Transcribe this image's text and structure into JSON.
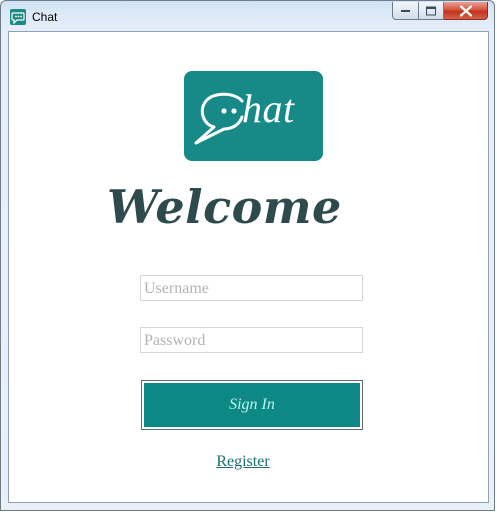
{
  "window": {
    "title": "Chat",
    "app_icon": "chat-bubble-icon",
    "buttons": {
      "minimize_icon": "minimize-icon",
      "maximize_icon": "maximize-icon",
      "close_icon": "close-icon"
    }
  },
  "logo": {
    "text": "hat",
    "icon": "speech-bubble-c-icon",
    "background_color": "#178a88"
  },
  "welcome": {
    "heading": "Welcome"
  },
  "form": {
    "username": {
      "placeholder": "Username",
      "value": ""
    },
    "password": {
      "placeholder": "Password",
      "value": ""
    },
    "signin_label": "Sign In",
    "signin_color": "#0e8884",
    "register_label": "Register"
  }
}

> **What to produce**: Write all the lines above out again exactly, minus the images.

> **Written answer**:
Transcribe this image's text and structure into JSON.
{
  "window": {
    "title": "Chat",
    "app_icon": "chat-bubble-icon",
    "buttons": {
      "minimize_icon": "minimize-icon",
      "maximize_icon": "maximize-icon",
      "close_icon": "close-icon"
    }
  },
  "logo": {
    "text": "hat",
    "icon": "speech-bubble-c-icon",
    "background_color": "#178a88"
  },
  "welcome": {
    "heading": "Welcome"
  },
  "form": {
    "username": {
      "placeholder": "Username",
      "value": ""
    },
    "password": {
      "placeholder": "Password",
      "value": ""
    },
    "signin_label": "Sign In",
    "signin_color": "#0e8884",
    "register_label": "Register"
  }
}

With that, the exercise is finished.